DESTIN, Fla. — For months, Lane Kiffin has made a point of speaking his mind. At the SEC’s meetings at the Sandestin Hilton on Tuesday, his fellow coaches finally got their chance to respond.
Of course, no one expected many fireworks — commissioner Mike Slive saw to that — but a healthy dose of tension promised to fill the meeting rooms where the SEC’s 12 football coaches met.
For his part, Kiffin wasn’t worried, saying he figured his counterparts would take a professional approach to the meetings, but the showdown between the first-year Tennessee coach and the rest of the SEC — Florida’s Urban Meyer in particular — was the day’s topic.
“Each of us have a different job for a different university, a different athletic director and a different team,” Kiffin said. “I wouldn’t think there’d be any hard feelings for anybody. I think at the end of the day, everybody understands we all have specific jobs for our university.”
That was the only defense Kiffin raised Tuesday. Since being hired, Kiffin has critiqued his fellow coaches often, with a slight directed at Meyer for supposed cheating on the recruiting trail topping his list of public spats. The cheating charges were soon proven baseless and Kiffin apologized at the time, a gesture he said would likely be the last directed at Meyer. Kiffin said he doesn’t have any relationship with the Florida coach and sees no reason to initiate one, but did joke with reporters that he had requested the two get adjoining rooms at the hotel.
For his part, Slive said he hoped to tone down the rhetoric as the start of fall practices draws closer. While the chirping among coaches has been a hot commodity among media, Slive said his coaches would be well served by toning things down – a message he planned to deliver personally.
“We’ll have some good conversations and talk about the principles that they’ve already adopted and that there are ways of communicating,” Slive said. “We’ll talk about what’s in the best interests of the league long term.”
Meyer seemed to follow that advice, and when the two coaches finally met face to face, there weren’t any fireworks or fisticuffs. The whole thing was pretty anticlimactic — professional, but hardly a meeting of the minds.
“It was a hello, how are you, and we moved on,” Meyer said. “It’s all good.”
While Meyer wasn’t exactly interested in making friends, Georgia’s Mark Richt was a bit more deferential to his fellow coaches and said things weren’t really as bad as they were made out to be in the press.
“I was kind of curious to see how it would go, but it’s been nothing but professional,” Richt said. “There’s a camaraderie in there that I didn’t expect. To me, it’s just a bunch of guys doing a very difficult job. It could get worse than it is, but I think it’s really pretty civil.”
Kiffin said he would remain professional, too, adding that he hasn’t always enjoyed being the bad guy. But when it comes to garnering attention, it was something his school needed, and he was pretty darned good at it.

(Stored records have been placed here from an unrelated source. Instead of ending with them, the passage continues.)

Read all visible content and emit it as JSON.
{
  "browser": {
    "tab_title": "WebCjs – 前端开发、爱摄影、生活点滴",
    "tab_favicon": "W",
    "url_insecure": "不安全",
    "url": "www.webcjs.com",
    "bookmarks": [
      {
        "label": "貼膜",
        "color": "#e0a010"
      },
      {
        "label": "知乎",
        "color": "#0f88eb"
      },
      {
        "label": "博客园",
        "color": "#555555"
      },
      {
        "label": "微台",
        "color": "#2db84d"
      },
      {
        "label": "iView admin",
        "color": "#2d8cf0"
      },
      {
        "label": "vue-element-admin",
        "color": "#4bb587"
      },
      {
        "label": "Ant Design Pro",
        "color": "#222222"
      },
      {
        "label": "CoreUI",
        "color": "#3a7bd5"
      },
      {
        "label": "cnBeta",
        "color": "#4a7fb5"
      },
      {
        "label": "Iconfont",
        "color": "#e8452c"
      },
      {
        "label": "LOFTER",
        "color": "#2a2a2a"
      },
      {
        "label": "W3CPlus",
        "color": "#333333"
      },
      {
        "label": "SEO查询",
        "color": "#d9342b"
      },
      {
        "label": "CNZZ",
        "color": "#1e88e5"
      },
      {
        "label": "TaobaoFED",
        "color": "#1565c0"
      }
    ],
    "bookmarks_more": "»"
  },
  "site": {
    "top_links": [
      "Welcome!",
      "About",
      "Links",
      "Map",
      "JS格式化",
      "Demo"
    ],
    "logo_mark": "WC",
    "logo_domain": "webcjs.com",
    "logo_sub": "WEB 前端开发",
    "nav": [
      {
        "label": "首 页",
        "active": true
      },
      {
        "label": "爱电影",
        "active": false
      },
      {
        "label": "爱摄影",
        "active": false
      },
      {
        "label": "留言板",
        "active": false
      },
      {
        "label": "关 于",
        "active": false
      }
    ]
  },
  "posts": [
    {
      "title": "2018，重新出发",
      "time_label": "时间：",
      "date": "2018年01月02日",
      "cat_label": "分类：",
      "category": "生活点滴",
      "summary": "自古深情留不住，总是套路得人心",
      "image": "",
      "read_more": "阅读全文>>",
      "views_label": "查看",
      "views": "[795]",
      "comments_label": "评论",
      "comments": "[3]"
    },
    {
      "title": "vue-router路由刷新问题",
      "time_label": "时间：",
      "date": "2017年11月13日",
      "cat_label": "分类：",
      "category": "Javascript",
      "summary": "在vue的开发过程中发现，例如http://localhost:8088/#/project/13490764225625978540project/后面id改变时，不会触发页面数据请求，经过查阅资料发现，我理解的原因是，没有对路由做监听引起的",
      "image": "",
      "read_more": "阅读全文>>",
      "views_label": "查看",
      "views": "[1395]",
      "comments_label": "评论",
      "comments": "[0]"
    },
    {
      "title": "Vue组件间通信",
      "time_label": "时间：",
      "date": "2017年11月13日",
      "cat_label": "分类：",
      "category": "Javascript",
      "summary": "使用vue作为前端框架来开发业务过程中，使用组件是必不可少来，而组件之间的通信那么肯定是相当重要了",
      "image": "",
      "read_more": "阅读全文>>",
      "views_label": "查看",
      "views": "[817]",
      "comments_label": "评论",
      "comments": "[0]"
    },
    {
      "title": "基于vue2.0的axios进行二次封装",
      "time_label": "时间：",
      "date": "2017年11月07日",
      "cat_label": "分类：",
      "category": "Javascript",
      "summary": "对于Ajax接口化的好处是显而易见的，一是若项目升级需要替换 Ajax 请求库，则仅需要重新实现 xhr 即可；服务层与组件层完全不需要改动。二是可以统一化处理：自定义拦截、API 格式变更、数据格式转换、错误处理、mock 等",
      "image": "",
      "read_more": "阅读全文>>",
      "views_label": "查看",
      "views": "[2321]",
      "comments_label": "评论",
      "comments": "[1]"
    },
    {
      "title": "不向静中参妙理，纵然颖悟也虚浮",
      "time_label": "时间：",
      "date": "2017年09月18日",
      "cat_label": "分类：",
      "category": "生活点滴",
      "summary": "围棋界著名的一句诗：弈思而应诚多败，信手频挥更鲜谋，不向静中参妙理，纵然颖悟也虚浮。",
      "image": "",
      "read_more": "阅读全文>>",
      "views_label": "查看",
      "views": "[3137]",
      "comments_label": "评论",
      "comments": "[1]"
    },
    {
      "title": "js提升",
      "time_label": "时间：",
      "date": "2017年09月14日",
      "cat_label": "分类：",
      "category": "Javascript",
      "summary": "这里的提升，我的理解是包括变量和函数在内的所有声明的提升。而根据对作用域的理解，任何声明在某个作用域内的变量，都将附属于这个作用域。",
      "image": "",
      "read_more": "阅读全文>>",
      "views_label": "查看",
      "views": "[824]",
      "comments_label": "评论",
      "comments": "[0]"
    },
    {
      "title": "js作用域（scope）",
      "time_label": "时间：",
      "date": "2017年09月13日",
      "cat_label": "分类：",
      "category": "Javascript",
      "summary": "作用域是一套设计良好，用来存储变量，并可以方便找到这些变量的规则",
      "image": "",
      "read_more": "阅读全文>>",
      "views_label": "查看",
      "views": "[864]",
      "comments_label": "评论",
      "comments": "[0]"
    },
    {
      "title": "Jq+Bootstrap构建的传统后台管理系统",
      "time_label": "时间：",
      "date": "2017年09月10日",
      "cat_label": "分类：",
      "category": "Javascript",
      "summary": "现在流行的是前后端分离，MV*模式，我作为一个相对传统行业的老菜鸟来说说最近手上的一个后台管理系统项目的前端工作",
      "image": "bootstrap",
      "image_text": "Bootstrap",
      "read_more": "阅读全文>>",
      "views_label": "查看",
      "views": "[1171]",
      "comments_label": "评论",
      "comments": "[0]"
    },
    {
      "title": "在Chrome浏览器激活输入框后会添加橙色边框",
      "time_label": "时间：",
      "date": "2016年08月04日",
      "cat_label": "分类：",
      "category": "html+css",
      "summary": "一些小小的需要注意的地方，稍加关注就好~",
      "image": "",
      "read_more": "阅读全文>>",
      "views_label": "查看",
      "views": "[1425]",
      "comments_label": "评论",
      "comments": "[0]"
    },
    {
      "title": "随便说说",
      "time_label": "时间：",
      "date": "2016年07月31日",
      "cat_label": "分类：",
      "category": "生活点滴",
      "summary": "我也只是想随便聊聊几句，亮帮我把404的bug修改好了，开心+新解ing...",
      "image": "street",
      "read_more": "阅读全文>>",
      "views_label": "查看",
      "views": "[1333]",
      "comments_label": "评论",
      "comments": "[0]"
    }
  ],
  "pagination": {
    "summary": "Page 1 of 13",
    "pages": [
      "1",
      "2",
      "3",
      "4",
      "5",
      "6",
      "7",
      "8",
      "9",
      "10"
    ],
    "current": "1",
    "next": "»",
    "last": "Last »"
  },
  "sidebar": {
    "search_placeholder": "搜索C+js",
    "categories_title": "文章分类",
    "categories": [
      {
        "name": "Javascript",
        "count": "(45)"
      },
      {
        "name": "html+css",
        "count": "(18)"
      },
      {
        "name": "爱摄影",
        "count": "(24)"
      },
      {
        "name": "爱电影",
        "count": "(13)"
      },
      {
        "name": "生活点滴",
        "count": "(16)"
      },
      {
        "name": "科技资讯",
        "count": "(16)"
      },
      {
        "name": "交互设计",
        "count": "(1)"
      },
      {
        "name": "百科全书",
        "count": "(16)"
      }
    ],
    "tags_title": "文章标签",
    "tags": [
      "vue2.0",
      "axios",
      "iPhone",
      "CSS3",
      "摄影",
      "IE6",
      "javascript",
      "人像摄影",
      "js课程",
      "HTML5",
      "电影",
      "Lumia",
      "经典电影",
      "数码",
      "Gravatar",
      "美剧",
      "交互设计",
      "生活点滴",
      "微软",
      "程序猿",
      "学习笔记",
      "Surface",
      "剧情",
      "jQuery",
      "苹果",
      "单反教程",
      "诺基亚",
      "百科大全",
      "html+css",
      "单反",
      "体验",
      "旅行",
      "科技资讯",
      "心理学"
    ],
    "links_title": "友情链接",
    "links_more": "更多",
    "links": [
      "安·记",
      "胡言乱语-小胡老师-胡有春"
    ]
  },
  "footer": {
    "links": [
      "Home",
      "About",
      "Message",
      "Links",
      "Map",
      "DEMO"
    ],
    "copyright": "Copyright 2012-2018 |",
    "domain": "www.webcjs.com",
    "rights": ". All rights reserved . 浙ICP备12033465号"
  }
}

“Do I love everything I had to do to get us to this point? No. But my job is not to love everything I do,” he said. “My job is to do the best thing for our university and for our people.”